2 of my students here are taking writing/journalism classes at Columbia. Part of what they are being taught in their writing is to “show” their audience…to paint them a picture…not just to “tell” them facts. I realize this is something I do poorly is a blog. Or at least what I default to when tired, which, when traveling, is all the time.
Monday was my first visit to Soho. A myriad of travel magazines had recommended this little sweet-yet-out-of-the-way bakery as “best brunch in the city.” Of course this was a recommendation that could not be ignored. Hesitation always sets in when it is a series of train transfers and walks to find your location. The previous commitment to the plan prevailed though. And while we spent 30 minute on the wet stoop of a building trying to avoid the rain, the perfection of the mushroom bacon omelette and sweetness of the brioche french toast made every rainy minute worth it.
The day had barely begun and the pins, needles, stabs, throbs and other various unpleasant feelings were already taking over my feet. As a courtesy, it was Luke who forged ahead to the shoe store to pick some some new kicks he had reserved. In his absence I found myself strolling down Houston – walking the fine line between NoHo and SoHo. I was side tracked constantly by restaurant supply shops and graffiti covered buildings and string art donning the fences of the local parks. Getting lost in the city can be almost heavenly sometimes – and makes me wonder why I don’t plan more time, with no plans.
We left the artsy neighbourhood in Soho behind for the more expensive and publicly acknowledged art (because really, what IS art?) found at the Museum of Modern Art. Fourth trip and I finally got to step foot past the gift shop. Every dime was worth it just to see the thick brush strokes on Van Gogh’s Starry Night. I was also lucky enough to be wandering through with Luke – who know a few dozen more things than I about art. What I can say is that I love contrasting colours. I am drawn to sharp lines and anything with green or purple. I love symmetry, or purposeful and balanced asymmetry. I don’t like Monet. I can’t effectively tell you why – I just don’t. But because my feet were about to fall to pieces and in order to avoid keeling over, I may have spent the most time starring at Water Lilies just to ease the burden.
Post-MOMA found us picking up the students from school. It is such a different experience to travel in a way that has you responsible for others. It also a different experience not to be the “teacher” but the facilitator. And it’s vastly different doing it outside of the “school.” Sitting in the middle of the Columbia campus, feet away from Alma Matter and the Low Library, listening to students rattle off their days is probably the highlight of mine. They are learning so much, and I can see if permeating their thoughts and actions in each consecutive days. I wonder if they see if as strongly as I do… And thought I am always exhausted, it doesn’t begin to compare with how proud of I am of who they are and the growth I am seeing in them.

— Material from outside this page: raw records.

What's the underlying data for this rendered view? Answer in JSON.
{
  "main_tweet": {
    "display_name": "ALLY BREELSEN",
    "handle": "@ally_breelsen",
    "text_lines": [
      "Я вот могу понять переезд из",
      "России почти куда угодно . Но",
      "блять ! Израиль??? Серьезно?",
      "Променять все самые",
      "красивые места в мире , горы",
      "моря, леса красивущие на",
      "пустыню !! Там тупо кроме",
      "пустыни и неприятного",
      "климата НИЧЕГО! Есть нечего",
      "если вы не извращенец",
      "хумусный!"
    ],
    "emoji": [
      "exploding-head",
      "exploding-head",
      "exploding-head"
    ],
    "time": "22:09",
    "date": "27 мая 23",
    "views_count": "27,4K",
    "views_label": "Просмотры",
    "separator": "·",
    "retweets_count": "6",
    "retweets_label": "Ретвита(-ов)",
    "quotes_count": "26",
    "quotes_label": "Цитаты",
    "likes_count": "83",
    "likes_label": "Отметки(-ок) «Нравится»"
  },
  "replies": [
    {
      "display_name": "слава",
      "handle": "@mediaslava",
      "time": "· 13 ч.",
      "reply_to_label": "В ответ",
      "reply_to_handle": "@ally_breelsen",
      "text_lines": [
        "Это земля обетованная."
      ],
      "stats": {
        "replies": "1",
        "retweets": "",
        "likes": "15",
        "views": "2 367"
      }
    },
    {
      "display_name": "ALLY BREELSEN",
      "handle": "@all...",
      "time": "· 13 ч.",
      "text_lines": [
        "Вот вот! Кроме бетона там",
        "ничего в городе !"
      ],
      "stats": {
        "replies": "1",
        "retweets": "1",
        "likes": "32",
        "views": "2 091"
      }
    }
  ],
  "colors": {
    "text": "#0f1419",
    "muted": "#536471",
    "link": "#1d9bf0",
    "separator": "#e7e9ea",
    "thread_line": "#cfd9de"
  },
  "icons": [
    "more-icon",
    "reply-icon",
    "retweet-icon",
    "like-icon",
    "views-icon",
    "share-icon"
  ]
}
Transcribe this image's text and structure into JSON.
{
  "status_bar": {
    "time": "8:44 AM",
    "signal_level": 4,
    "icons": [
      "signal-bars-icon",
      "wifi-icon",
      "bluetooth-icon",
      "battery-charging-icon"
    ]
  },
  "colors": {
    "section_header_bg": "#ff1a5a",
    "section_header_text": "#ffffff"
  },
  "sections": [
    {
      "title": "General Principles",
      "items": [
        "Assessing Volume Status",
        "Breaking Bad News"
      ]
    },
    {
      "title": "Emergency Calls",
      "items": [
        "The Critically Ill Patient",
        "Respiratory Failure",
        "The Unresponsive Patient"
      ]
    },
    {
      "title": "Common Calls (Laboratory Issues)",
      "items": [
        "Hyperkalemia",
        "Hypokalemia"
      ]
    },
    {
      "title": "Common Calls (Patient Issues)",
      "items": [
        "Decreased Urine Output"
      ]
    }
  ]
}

Ellen’s Singing Stardust Diner never fails to impress. Though kitschy (and what in Times Square isn’t), being serenaded by waitstaff while I enjoy my grilled cheese and strawberry shake is definitly the way to go. The point is to have fun. To laugh and to enjoy. And eat of course. The milkshake was gone in a heart beat (possibly at a speed that I should be embarrassed for) and the grilled cheese made me feel like I was at home. It’s the simple things that can be the most enjoyable.
There was so much begging and pleading that I had to give everyone (that means students….) and opportunity to get their shop on in Times Square. It was busier than I had ever seen it – and given my *love* for crowds this made for an interesting experience. It is easy for it to become so overwhelming – the smells from the food carts – nuts, hot dogs, pretzels, kebobs and falafels – all competing for domination of your olfactory senses. The crowds – pushing, shoving, sidestepping. The naked cowboys and hustlers making dollars dressed as Iron Man and hitting up poor unsuspecting tourists. However, I was overcome by brief moments of serene found when staying behind the lens. Seeing the world move and trying to capture the nuances of Times Square is probably next to impossible. There was a moment that I couldn’t wait to escape it – but it was followed quickly by a subtle moment, sitting on the red TKTS steps, where I was overcome with a sense of calm. In its chaos, it is also unusually beautiful. I sat there for 30 minutes with Luke, enjoying good conversation, listening, laughing and just watching in awe as the lights and billboards moved and changed and flashed. It seemed stepping away from the camera offered even more serenity than trying to capture it just right. The large crowds will never be my favourite. But I did enjoy the perfect temperatures offered by the late June, late night Times Square climate. It was wonderful in the end. I hope you can picture it.